Website and app data records:
# # # # #
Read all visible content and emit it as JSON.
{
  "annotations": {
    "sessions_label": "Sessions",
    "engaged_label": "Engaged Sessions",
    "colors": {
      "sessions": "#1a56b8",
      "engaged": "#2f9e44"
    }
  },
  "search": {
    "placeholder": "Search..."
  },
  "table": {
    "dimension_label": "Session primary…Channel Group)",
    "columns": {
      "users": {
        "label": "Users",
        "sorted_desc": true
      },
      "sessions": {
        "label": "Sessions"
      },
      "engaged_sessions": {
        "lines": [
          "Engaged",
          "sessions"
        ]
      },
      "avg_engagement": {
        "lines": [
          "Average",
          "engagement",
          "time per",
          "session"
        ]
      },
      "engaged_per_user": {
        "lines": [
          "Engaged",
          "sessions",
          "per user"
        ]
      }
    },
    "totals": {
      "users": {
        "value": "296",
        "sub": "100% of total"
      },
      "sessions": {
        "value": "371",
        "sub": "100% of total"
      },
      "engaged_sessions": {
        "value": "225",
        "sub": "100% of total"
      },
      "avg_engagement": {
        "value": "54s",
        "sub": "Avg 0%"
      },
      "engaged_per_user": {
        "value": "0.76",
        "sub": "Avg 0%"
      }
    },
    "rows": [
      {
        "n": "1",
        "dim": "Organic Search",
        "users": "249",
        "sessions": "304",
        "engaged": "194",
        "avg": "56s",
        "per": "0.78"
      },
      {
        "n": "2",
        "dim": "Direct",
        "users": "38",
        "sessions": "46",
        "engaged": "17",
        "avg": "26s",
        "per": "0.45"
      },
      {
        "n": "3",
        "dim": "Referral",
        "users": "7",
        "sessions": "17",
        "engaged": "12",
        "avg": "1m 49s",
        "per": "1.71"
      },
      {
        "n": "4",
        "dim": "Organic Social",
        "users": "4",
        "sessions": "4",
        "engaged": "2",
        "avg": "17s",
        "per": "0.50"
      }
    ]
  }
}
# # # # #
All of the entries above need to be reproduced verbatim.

Read all visible content and emit it as JSON.
{
  "annotations": {
    "sessions_label": "Sessions",
    "engaged_label": "Engaged Sessions",
    "colors": {
      "sessions": "#1a56b8",
      "engaged": "#2f9e44"
    }
  },
  "search": {
    "placeholder": "Search..."
  },
  "table": {
    "dimension_label": "Session primary…Channel Group)",
    "columns": {
      "users": {
        "label": "Users",
        "sorted_desc": true
      },
      "sessions": {
        "label": "Sessions"
      },
      "engaged_sessions": {
        "lines": [
          "Engaged",
          "sessions"
        ]
      },
      "avg_engagement": {
        "lines": [
          "Average",
          "engagement",
          "time per",
          "session"
        ]
      },
      "engaged_per_user": {
        "lines": [
          "Engaged",
          "sessions",
          "per user"
        ]
      }
    },
    "totals": {
      "users": {
        "value": "296",
        "sub": "100% of total"
      },
      "sessions": {
        "value": "371",
        "sub": "100% of total"
      },
      "engaged_sessions": {
        "value": "225",
        "sub": "100% of total"
      },
      "avg_engagement": {
        "value": "54s",
        "sub": "Avg 0%"
      },
      "engaged_per_user": {
        "value": "0.76",
        "sub": "Avg 0%"
      }
    },
    "rows": [
      {
        "n": "1",
        "dim": "Organic Search",
        "users": "249",
        "sessions": "304",
        "engaged": "194",
        "avg": "56s",
        "per": "0.78"
      },
      {
        "n": "2",
        "dim": "Direct",
        "users": "38",
        "sessions": "46",
        "engaged": "17",
        "avg": "26s",
        "per": "0.45"
      },
      {
        "n": "3",
        "dim": "Referral",
        "users": "7",
        "sessions": "17",
        "engaged": "12",
        "avg": "1m 49s",
        "per": "1.71"
      },
      {
        "n": "4",
        "dim": "Organic Social",
        "users": "4",
        "sessions": "4",
        "engaged": "2",
        "avg": "17s",
        "per": "0.50"
      }
    ]
  }
}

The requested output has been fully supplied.